More than 130 years after Congress passed the first federal law that explicitly singled out a specific ethnic group for discrimination, the House of Representatives expressed “regret” for a series of legislation that blocked the Chinese from immigrating to the United States and denied Chinese-Americans the legal right to become naturalized U.S. citizens. Read more at WhatTheFolly.com.
Note: As I wrote this article, I thought about my visit to Boyle Heights last weekend. My friends and I happened walked by the public cemetery that ran along First Street and Caesar Chavez. Thousands of immigrants from the late 1800s and early 1900s were buried there, reflecting the ethnic diversity of Boyle Heights during that time. You could see tombstone inscriptions were written in Japanese, Korean, English, Chinese, Spanish - all sorts of languages. The Evergreen Cemetery was provided by the government to bury the indigent people free of charge except for the Chinese, who were required to pay at least $10 (I’d estimate about 2 to 3 week’s wage during that period) for a proper burial.

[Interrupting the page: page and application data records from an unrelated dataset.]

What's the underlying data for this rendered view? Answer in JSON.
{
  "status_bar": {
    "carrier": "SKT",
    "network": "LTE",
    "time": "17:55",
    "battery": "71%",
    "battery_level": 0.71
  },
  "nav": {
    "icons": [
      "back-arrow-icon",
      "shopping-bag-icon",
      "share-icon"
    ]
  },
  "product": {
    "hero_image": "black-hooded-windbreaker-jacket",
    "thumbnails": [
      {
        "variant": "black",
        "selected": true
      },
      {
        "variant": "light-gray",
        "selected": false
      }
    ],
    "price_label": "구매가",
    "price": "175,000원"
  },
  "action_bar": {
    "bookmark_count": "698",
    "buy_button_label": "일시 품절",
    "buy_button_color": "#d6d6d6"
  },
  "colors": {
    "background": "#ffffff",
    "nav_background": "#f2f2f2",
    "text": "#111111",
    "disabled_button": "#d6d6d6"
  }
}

It demonstrated the depth of the hateful racism against the Chinese that they were treated so unjustly even after death.